Rolfing: What To Know

In your search for a solution to chronic pain, you might think you've tried every possible option until you come across the term "rolfing." This method is becoming more popular, but a lot of people just don't know anything about it. If the word intrigues you and you're open to trying something new to help with your pain, here's what to know.

What Is It?

Rolfing is named after the woman who created the method, Dr. Ida Rolf. With this method, ligaments, cartilage, tendons, and other connective tissues are manipulated by a trained practitioner to effect lasting physical relief from pain. The attention to the deeper connective tissues sets rolfing apart from similar body-manipulation methods like traditional massage because those methods only involve superficial muscle manipulation and enhanced blood circulation.

How Long Do You Have to See a Practitioner?

For good results, rolfing practitioners will often recommend that you return for a set number of weeks so they can perform a whole-body series. However, depending on the specific nature of your pain, they may ask you to set up an appointment more often.

What Is a Session Like?

A rolfing session might remind you of a very rough massage. The practitioner will be manipulating your body with their hands as a masseuse might, but they will also enlist the help of their elbows to make sure that they are reaching and engaging different tissues.

How Am I Going to Feel When a Session is Over?

If you're new to rolfing, in your mind you may imagine that the aftermath of a session will be the same type of serene, loose feeling you have when you've been massaged. This is not necessarily the case; in fact, you might feel as if you just played a game of sports or took a long aerobics class. You may feel surprised at how sore you feel, but rolfing sessions can result in that achiness because of the deep tissue manipulation involved.

How should you handle the soreness? You can take over-the-counter pain medication, but you may just as easily find relief with natural methods. For instance, you may find that a little wintergreen or peppermint oil can soothe your body, as both essential oils are said to relieve muscle pain.
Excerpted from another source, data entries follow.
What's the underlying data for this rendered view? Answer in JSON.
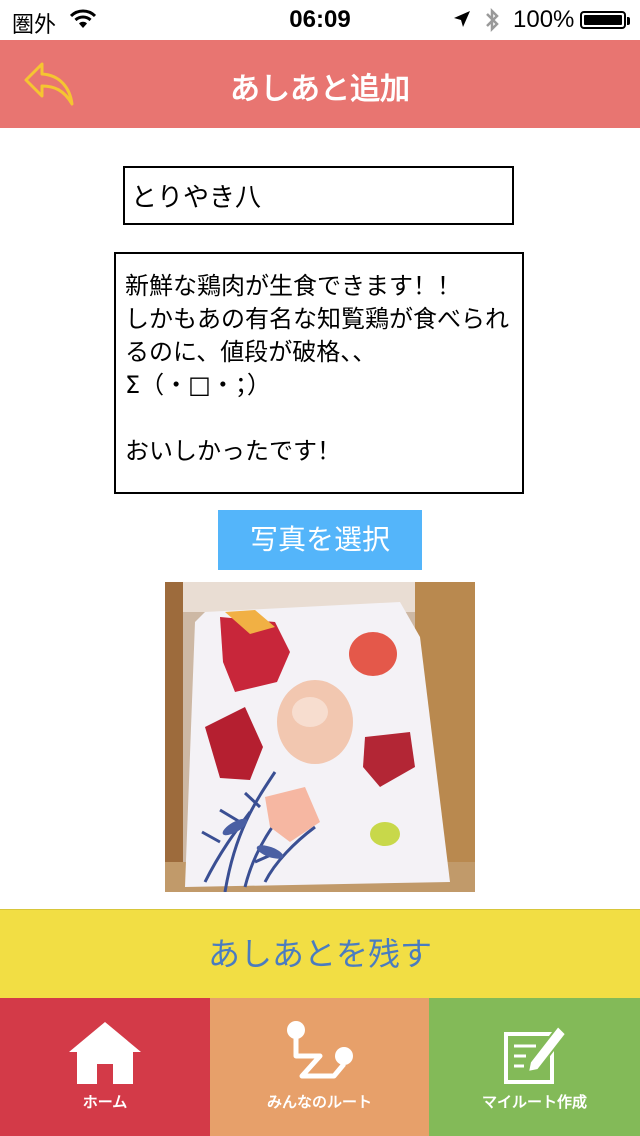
{
  "status_bar": {
    "carrier": "圏外",
    "time": "06:09",
    "battery": "100%",
    "icons": [
      "wifi-icon",
      "location-arrow-icon",
      "bluetooth-icon",
      "battery-icon"
    ]
  },
  "nav": {
    "title": "あしあと追加",
    "back_icon": "back-arrow-icon"
  },
  "form": {
    "name_value": "とりやき八",
    "comment_value": "新鮮な鶏肉が生食できます！！\nしかもあの有名な知覧鶏が食べられるのに、値段が破格、、\nΣ（・□・；）\n\nおいしかったです！",
    "photo_button_label": "写真を選択",
    "submit_label": "あしあとを残す"
  },
  "tabs": [
    {
      "label": "ホーム",
      "icon": "home-icon",
      "color": "#d33a48"
    },
    {
      "label": "みんなのルート",
      "icon": "route-icon",
      "color": "#e7a06a"
    },
    {
      "label": "マイルート作成",
      "icon": "pencil-note-icon",
      "color": "#83ba58"
    }
  ],
  "colors": {
    "nav": "#e87571",
    "photo_button": "#54b5fa",
    "submit": "#f2de44",
    "submit_text": "#4a7cc0",
    "back_arrow": "#f5c531"
  }
}
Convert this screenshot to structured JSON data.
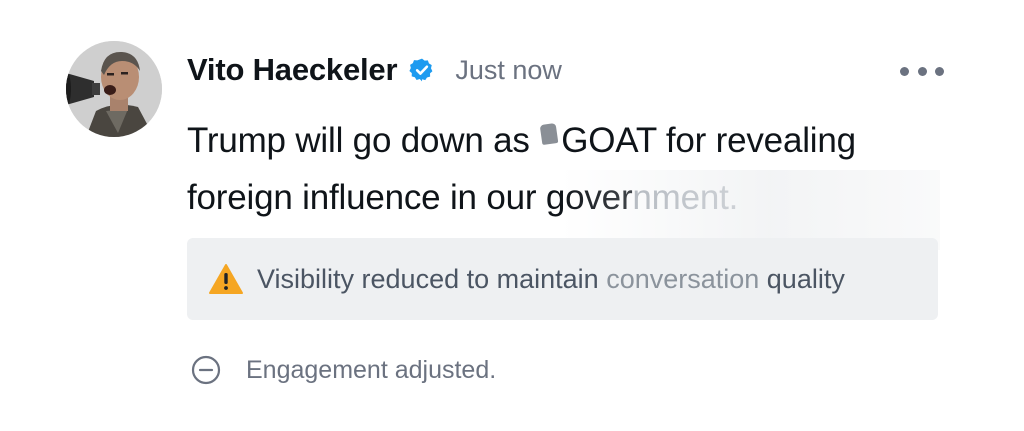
{
  "post": {
    "author": {
      "name": "Vito Haeckeler",
      "verified": true,
      "verified_color": "#1d9bf0"
    },
    "timestamp": "Just now",
    "more_icon": "more-horizontal-icon",
    "text": {
      "part1": "Trump will go down as ",
      "part2": "GOAT for revealing",
      "part3": "foreign influence in our gover",
      "part4": "nment."
    },
    "notice": {
      "icon": "warning-icon",
      "icon_color": "#f5a623",
      "text_a": "Visibility reduced to maintain ",
      "text_b": "conversation",
      "text_c": " quality"
    },
    "engagement": {
      "icon": "minus-circle-icon",
      "text": "Engagement adjusted."
    }
  }
}
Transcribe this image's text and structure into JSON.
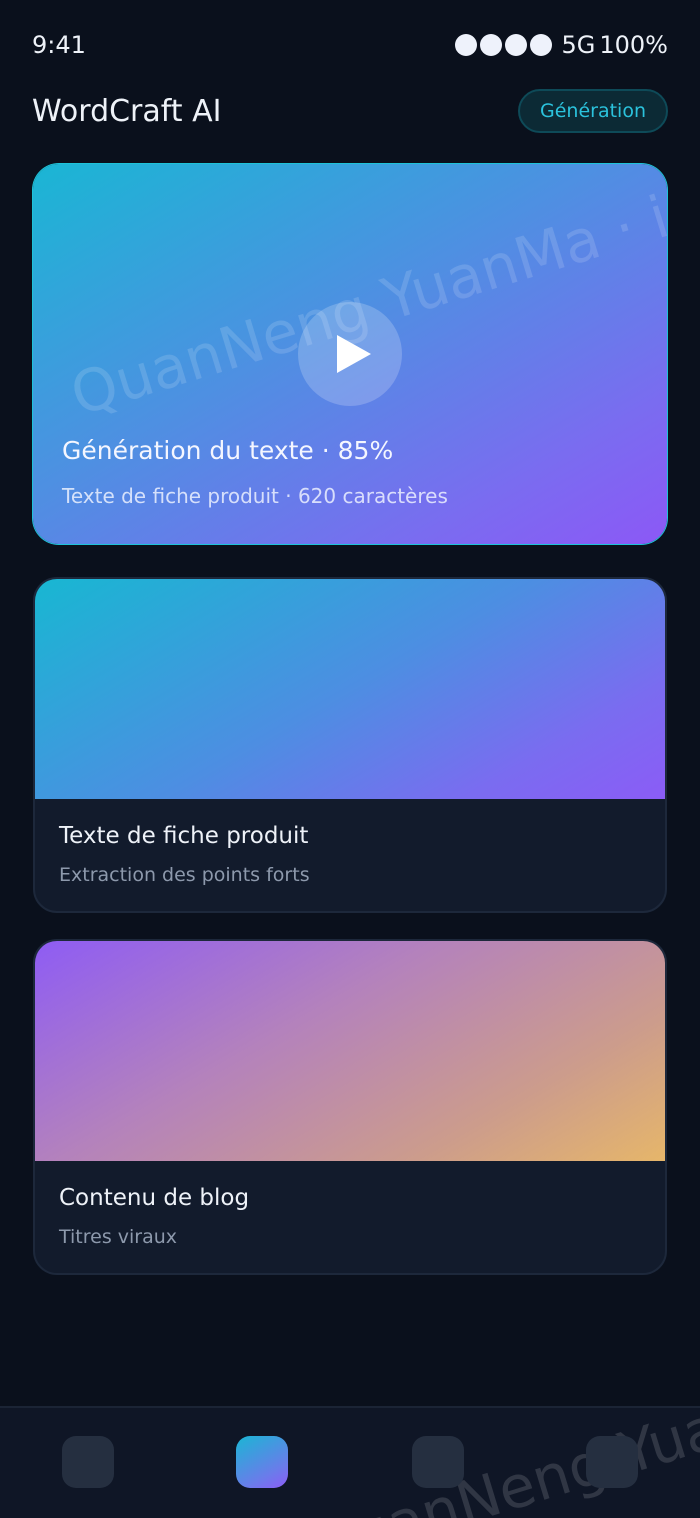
{
  "status_bar": {
    "time": "9:41",
    "network": "5G",
    "battery": "100%",
    "signal_bars": 4
  },
  "header": {
    "title": "WordCraft AI",
    "mode_pill": "Génération"
  },
  "hero": {
    "title": "Génération du texte · 85%",
    "subtitle": "Texte de fiche produit · 620 caractères",
    "progress_percent": 85
  },
  "cards": [
    {
      "title": "Texte de fiche produit",
      "subtitle": "Extraction des points forts"
    },
    {
      "title": "Contenu de blog",
      "subtitle": "Titres viraux"
    }
  ],
  "watermark": "QuanNeng YuanMa · in",
  "watermark_bottom": "QuanNeng YuanMa",
  "bottom_nav": {
    "tabs": [
      "tab-1",
      "tab-2",
      "tab-3",
      "tab-4"
    ],
    "active_index": 1
  },
  "colors": {
    "background": "#0a101c",
    "accent_cyan": "#2bc2dc",
    "accent_purple": "#8c58f6",
    "accent_amber": "#e6b66a"
  }
}
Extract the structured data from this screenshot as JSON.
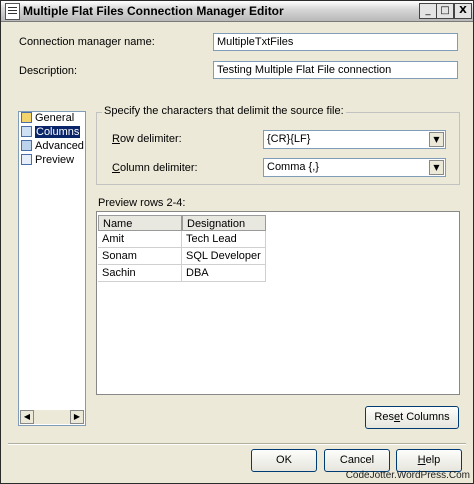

Depending on the potency of those oils, however, you might wish to dilute them with a carrier oil such as coconut or jojoba.

Rolfing is a practice that can ultimately allow you to regain a high quality of life because you'll be relieved of your chronic pain over time. Talking to a chiropractor about how this technique works can provide you with the information you need to feel confident that it may work for you. To learn more, contact a location like The Healing Center.